What would happen if the cell membrane were fully permeable to all substances in the cell's environment?

Expert Answers

An illustration of the letter 'A' in a speech bubbles

The cell membrane is selectively permeable, that is, it allows the entry to only a few molecules, while barring all the others. If the cell membrane was completely permeable, all the molecules will gain access to the cell interior. These molecules may include toxins and will be able to harm the cell or kill it. Thus, the semi-permeable or selectively permeable nature of cell membrane is necessary for cell survival and routine operation.

The transport of molecules across the membrane is necessary, since the cell cannot produce all the molecules it needs for routine operation and also to dispose off (or excrete) the molecules that are not useful to the cell. Thus, selectivity in terms of transport of molecules (between the cell interior and exterior environment) is necessary.

Hope this helps. 

Approved by eNotes Editorial
An illustration of the letter 'A' in a speech bubbles

What would happen if the cell membrane were fully permeable to all substances in the cell’s environment?

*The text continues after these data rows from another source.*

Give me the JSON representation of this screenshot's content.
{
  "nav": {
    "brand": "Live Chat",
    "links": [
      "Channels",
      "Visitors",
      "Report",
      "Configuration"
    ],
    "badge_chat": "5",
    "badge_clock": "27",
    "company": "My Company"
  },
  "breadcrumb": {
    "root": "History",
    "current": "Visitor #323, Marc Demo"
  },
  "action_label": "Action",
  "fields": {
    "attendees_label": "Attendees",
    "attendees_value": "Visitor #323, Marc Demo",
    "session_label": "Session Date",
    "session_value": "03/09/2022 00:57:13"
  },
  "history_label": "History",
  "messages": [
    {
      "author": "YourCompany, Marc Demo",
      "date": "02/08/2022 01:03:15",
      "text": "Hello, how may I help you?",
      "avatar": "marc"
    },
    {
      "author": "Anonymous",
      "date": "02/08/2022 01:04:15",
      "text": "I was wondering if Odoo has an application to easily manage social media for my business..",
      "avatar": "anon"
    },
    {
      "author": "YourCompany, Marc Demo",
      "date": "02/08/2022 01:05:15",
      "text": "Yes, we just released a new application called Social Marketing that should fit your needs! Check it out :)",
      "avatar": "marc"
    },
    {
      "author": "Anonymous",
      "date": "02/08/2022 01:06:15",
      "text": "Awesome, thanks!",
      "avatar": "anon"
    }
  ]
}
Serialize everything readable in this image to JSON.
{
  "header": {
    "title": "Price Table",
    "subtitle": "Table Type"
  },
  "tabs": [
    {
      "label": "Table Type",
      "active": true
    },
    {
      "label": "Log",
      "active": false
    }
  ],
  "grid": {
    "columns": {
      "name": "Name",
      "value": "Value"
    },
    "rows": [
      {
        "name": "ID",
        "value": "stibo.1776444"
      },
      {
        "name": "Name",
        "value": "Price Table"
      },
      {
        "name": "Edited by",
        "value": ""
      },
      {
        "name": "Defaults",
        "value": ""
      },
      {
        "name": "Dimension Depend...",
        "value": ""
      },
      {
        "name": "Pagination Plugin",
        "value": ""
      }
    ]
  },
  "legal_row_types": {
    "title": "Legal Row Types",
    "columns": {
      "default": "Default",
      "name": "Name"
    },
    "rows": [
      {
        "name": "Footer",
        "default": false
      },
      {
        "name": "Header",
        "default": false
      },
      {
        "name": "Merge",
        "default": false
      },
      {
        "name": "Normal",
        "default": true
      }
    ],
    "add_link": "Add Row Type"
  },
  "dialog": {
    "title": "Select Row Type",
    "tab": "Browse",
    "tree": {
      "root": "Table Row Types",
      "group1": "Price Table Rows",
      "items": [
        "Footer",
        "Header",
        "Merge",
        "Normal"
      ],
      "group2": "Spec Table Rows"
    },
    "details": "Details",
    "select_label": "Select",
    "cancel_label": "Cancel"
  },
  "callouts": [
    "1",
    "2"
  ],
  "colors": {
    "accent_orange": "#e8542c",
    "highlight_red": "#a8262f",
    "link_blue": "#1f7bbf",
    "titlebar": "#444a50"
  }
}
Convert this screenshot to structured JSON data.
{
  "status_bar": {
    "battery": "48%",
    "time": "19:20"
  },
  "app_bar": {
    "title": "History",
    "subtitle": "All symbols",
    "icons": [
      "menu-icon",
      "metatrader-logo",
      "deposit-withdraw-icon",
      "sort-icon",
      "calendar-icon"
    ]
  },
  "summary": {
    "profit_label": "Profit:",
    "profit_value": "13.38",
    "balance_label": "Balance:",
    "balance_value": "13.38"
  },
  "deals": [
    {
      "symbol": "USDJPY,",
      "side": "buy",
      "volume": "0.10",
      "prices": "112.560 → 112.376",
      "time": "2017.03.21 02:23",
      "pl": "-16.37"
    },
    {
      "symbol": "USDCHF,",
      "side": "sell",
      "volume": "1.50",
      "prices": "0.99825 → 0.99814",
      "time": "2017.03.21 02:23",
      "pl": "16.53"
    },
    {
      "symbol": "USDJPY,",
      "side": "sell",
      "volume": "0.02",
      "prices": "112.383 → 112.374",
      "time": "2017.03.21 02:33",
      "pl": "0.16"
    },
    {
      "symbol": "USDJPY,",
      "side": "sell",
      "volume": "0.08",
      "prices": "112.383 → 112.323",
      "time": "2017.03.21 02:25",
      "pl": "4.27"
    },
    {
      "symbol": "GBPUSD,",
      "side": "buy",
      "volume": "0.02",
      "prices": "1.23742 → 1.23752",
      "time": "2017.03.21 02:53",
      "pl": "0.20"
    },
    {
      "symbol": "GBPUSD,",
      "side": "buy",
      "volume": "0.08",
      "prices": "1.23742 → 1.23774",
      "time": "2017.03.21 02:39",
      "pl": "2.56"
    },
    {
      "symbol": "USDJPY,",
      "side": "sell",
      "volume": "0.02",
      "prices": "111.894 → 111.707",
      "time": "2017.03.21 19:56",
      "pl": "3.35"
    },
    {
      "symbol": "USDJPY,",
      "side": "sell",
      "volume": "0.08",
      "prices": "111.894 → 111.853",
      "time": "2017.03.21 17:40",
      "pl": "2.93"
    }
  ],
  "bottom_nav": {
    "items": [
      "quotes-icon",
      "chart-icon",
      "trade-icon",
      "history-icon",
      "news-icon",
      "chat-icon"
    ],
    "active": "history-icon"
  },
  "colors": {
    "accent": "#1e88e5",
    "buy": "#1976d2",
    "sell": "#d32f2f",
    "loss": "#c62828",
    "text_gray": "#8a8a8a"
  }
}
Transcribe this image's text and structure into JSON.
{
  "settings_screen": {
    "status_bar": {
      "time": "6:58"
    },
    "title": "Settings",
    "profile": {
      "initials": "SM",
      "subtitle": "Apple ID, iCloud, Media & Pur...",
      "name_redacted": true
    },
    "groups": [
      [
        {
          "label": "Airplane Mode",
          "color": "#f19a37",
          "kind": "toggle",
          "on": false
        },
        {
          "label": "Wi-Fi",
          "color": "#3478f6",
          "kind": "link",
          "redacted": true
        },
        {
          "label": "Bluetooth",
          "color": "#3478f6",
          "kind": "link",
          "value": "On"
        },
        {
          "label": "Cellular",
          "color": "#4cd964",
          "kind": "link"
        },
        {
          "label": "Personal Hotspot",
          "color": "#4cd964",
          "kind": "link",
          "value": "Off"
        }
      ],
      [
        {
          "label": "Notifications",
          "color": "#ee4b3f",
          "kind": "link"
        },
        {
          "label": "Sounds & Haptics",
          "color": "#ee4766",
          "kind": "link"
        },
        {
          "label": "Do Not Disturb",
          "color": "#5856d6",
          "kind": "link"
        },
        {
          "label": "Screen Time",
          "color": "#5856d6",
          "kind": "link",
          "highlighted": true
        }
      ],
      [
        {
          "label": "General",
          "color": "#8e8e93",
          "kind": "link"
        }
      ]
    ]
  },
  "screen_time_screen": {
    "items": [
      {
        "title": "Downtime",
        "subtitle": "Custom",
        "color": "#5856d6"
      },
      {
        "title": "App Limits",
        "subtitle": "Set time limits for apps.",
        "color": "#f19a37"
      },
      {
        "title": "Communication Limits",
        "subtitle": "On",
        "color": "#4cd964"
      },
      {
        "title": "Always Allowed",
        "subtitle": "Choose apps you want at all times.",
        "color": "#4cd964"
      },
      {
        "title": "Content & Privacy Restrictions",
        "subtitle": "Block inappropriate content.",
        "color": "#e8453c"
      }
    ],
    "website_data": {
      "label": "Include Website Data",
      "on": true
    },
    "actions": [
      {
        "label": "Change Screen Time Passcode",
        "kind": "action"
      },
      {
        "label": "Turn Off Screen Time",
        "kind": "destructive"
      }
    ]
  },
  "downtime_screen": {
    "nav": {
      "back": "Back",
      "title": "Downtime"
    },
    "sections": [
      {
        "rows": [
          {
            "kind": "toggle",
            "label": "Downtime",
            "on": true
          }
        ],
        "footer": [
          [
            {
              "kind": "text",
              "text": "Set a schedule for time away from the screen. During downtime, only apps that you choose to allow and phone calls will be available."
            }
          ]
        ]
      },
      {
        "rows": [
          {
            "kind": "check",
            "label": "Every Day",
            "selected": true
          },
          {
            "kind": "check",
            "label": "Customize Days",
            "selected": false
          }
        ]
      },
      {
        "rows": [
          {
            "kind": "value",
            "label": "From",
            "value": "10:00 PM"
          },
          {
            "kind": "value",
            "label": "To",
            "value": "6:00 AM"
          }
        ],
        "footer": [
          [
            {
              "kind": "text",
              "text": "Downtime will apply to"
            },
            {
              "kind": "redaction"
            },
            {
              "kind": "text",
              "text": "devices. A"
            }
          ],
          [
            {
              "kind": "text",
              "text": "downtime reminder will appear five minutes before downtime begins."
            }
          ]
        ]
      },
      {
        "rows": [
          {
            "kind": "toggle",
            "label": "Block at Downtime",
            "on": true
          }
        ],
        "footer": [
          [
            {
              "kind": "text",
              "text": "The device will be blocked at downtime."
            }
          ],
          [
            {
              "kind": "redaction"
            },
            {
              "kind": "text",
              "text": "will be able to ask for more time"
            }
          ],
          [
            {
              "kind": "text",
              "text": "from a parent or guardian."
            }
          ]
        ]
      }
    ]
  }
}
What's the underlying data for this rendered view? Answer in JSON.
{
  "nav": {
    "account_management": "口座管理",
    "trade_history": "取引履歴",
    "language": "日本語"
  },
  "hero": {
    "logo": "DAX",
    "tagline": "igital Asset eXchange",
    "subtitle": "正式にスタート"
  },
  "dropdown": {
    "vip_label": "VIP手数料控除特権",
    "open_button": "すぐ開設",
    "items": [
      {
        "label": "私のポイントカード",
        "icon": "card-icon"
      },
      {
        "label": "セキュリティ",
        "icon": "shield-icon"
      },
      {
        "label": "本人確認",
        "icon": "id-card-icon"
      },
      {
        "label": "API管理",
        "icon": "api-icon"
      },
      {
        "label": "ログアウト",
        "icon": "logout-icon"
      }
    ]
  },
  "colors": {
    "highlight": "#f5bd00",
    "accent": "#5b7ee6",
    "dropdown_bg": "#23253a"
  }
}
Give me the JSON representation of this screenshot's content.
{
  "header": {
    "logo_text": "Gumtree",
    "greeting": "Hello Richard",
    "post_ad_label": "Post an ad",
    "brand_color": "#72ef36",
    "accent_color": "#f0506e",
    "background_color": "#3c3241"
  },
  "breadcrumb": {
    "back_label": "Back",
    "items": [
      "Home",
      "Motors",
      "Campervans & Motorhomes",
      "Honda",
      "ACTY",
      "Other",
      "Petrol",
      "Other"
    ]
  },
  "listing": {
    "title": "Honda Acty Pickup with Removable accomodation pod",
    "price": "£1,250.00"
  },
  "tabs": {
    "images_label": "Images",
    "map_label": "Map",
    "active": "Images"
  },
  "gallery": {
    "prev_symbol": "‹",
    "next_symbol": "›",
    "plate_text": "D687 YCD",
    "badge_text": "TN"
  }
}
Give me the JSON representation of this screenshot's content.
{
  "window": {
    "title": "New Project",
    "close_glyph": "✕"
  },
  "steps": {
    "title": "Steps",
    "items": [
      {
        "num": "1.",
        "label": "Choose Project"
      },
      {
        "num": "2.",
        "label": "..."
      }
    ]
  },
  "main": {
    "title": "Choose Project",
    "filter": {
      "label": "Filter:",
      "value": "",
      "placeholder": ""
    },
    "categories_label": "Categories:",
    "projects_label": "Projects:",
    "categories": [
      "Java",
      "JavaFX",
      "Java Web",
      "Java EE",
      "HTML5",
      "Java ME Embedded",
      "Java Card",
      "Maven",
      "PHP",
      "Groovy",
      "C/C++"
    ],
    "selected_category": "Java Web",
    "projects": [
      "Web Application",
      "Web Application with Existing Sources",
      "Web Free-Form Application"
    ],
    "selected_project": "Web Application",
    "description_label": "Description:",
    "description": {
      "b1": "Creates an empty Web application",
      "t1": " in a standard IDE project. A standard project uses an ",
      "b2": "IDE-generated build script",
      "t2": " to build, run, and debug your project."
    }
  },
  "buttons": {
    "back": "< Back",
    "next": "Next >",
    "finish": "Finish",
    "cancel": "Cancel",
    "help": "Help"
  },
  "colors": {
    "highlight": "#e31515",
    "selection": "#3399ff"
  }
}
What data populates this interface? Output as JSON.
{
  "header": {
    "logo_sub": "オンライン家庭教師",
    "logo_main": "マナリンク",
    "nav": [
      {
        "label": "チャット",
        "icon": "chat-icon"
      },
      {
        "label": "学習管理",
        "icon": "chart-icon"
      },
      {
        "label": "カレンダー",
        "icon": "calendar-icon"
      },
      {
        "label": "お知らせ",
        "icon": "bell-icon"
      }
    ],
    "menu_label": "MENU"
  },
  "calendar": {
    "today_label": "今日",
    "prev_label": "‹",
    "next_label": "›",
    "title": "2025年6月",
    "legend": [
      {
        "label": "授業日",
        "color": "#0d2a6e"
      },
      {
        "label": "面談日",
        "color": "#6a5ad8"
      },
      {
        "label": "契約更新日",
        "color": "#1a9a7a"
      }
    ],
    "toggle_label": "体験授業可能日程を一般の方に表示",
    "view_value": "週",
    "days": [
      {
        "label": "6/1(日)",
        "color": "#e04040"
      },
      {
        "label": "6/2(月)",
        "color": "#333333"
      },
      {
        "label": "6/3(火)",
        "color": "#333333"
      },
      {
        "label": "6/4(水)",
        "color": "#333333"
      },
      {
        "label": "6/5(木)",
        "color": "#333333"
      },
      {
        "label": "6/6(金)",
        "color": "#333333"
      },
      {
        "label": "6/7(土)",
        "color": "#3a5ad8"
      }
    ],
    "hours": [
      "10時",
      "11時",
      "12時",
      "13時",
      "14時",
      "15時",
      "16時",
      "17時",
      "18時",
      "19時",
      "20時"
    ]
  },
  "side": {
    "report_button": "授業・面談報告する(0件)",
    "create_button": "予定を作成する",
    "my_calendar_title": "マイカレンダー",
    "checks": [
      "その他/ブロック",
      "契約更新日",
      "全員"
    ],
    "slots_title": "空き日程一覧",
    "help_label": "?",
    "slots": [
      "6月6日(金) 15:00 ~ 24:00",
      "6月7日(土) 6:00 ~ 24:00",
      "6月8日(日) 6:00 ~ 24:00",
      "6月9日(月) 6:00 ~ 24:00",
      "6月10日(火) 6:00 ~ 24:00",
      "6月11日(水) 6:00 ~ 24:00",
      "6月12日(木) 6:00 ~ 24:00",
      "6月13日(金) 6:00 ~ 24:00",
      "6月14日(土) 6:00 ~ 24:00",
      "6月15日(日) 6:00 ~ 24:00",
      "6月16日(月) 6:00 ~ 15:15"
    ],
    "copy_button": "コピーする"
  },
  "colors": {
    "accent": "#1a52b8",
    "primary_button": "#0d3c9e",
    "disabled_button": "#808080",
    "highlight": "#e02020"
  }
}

Interesting question. If the membrane were fully permeable to all substances, then anything could enter the cell. This would upset the balance between the cell's contents and the outside environment. There is only so much ability to store substances and utilize substances, therefore, the cell would not be able to maintain homeostasis. For example, the cell membrane is selectively permeable and allows substances to cross the membrane if there is a concentration gradient, and if those substances are small enough to cross the membrane. Sometimes, the proteins in the cell membrane help materials enter the cell. However, this is all regulated at a particular rate. If the membrane was fully permeable, substances would enter constantly and the cell couldn't use or handle everything coming in, resulting in the death of the cell.

See eNotes Ad-Free

Start your 48-hour free trial to get access to more than 30,000 additional guides and more than 350,000 Homework Help questions answered by our experts.

Get 48 Hours Free Access
Last Updated on